Task inputs |
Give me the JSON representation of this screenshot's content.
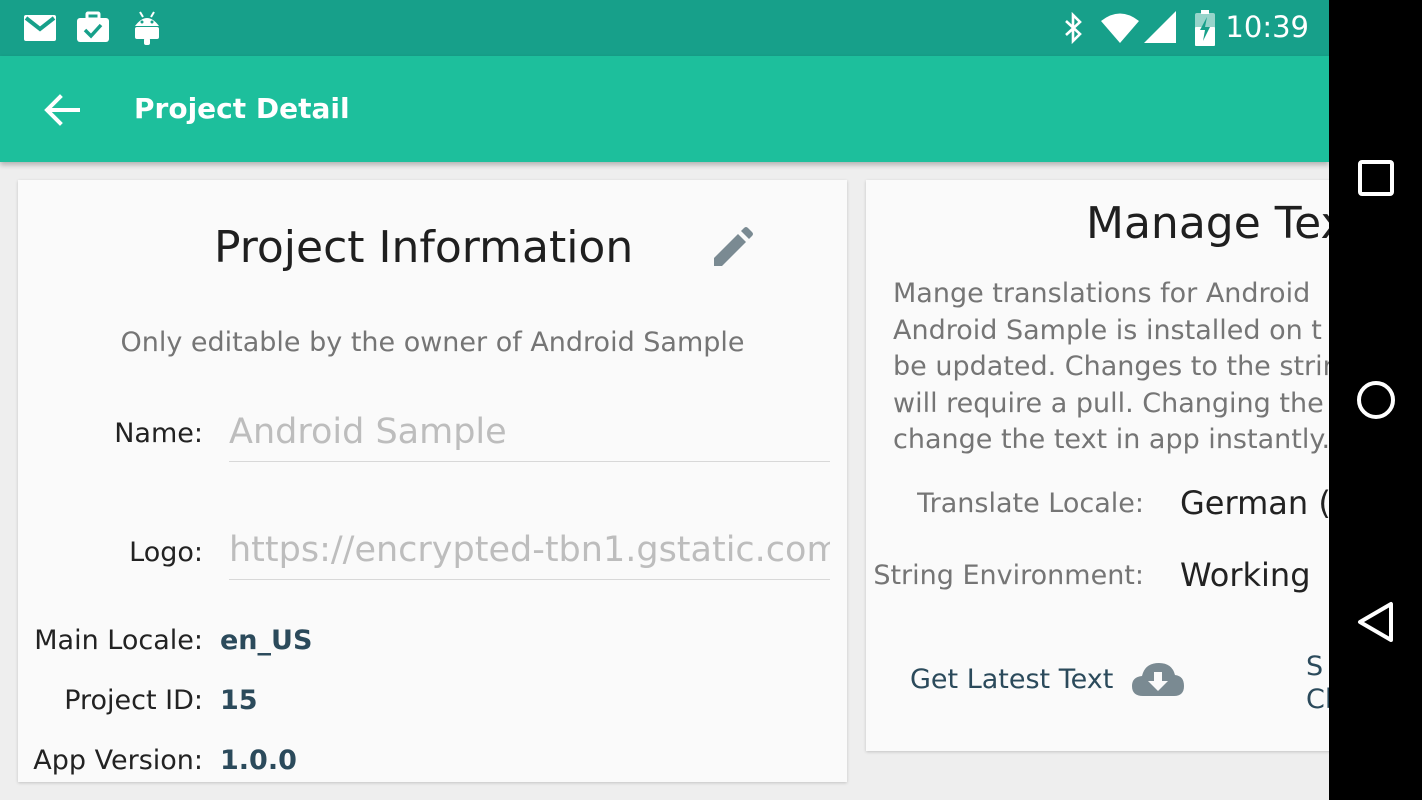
{
  "status_bar": {
    "time": "10:39",
    "icons_left": [
      "gmail-icon",
      "work-briefcase-icon",
      "android-debug-icon"
    ],
    "icons_right": [
      "bluetooth-icon",
      "wifi-icon",
      "cell-signal-icon",
      "battery-charging-icon"
    ]
  },
  "app_bar": {
    "title": "Project Detail",
    "back_icon": "arrow-back-icon",
    "background": "#1dbf9c"
  },
  "project_info": {
    "title": "Project Information",
    "edit_icon": "pencil-icon",
    "subtitle": "Only editable by the owner of Android Sample",
    "name_label": "Name:",
    "name_value": "Android Sample",
    "logo_label": "Logo:",
    "logo_value": "https://encrypted-tbn1.gstatic.com",
    "main_locale_label": "Main Locale:",
    "main_locale_value": "en_US",
    "project_id_label": "Project ID:",
    "project_id_value": "15",
    "app_version_label": "App Version:",
    "app_version_value": "1.0.0"
  },
  "manage_text": {
    "title": "Manage Tex",
    "description_lines": [
      "Mange translations for Android",
      "Android Sample is installed on t",
      "be updated. Changes to the strir",
      "will require a pull. Changing the",
      "change the text in app instantly."
    ],
    "translate_locale_label": "Translate Locale:",
    "translate_locale_value": "German (",
    "string_env_label": "String Environment:",
    "string_env_value": "Working",
    "get_latest_label": "Get Latest Text",
    "get_latest_icon": "cloud-download-icon",
    "save_label_line1": "S",
    "save_label_line2": "Cl"
  },
  "colors": {
    "status_bar": "#17a08a",
    "accent_text": "#2b4a5b",
    "card": "#fafafa"
  }
}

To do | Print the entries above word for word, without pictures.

Solution below |
Give me the JSON representation of this screenshot's content.
{
  "status_bar": {
    "time": "10:39",
    "icons_left": [
      "gmail-icon",
      "work-briefcase-icon",
      "android-debug-icon"
    ],
    "icons_right": [
      "bluetooth-icon",
      "wifi-icon",
      "cell-signal-icon",
      "battery-charging-icon"
    ]
  },
  "app_bar": {
    "title": "Project Detail",
    "back_icon": "arrow-back-icon",
    "background": "#1dbf9c"
  },
  "project_info": {
    "title": "Project Information",
    "edit_icon": "pencil-icon",
    "subtitle": "Only editable by the owner of Android Sample",
    "name_label": "Name:",
    "name_value": "Android Sample",
    "logo_label": "Logo:",
    "logo_value": "https://encrypted-tbn1.gstatic.com",
    "main_locale_label": "Main Locale:",
    "main_locale_value": "en_US",
    "project_id_label": "Project ID:",
    "project_id_value": "15",
    "app_version_label": "App Version:",
    "app_version_value": "1.0.0"
  },
  "manage_text": {
    "title": "Manage Tex",
    "description_lines": [
      "Mange translations for Android",
      "Android Sample is installed on t",
      "be updated. Changes to the strir",
      "will require a pull. Changing the",
      "change the text in app instantly."
    ],
    "translate_locale_label": "Translate Locale:",
    "translate_locale_value": "German (",
    "string_env_label": "String Environment:",
    "string_env_value": "Working",
    "get_latest_label": "Get Latest Text",
    "get_latest_icon": "cloud-download-icon",
    "save_label_line1": "S",
    "save_label_line2": "Cl"
  },
  "colors": {
    "status_bar": "#17a08a",
    "accent_text": "#2b4a5b",
    "card": "#fafafa"
  }
}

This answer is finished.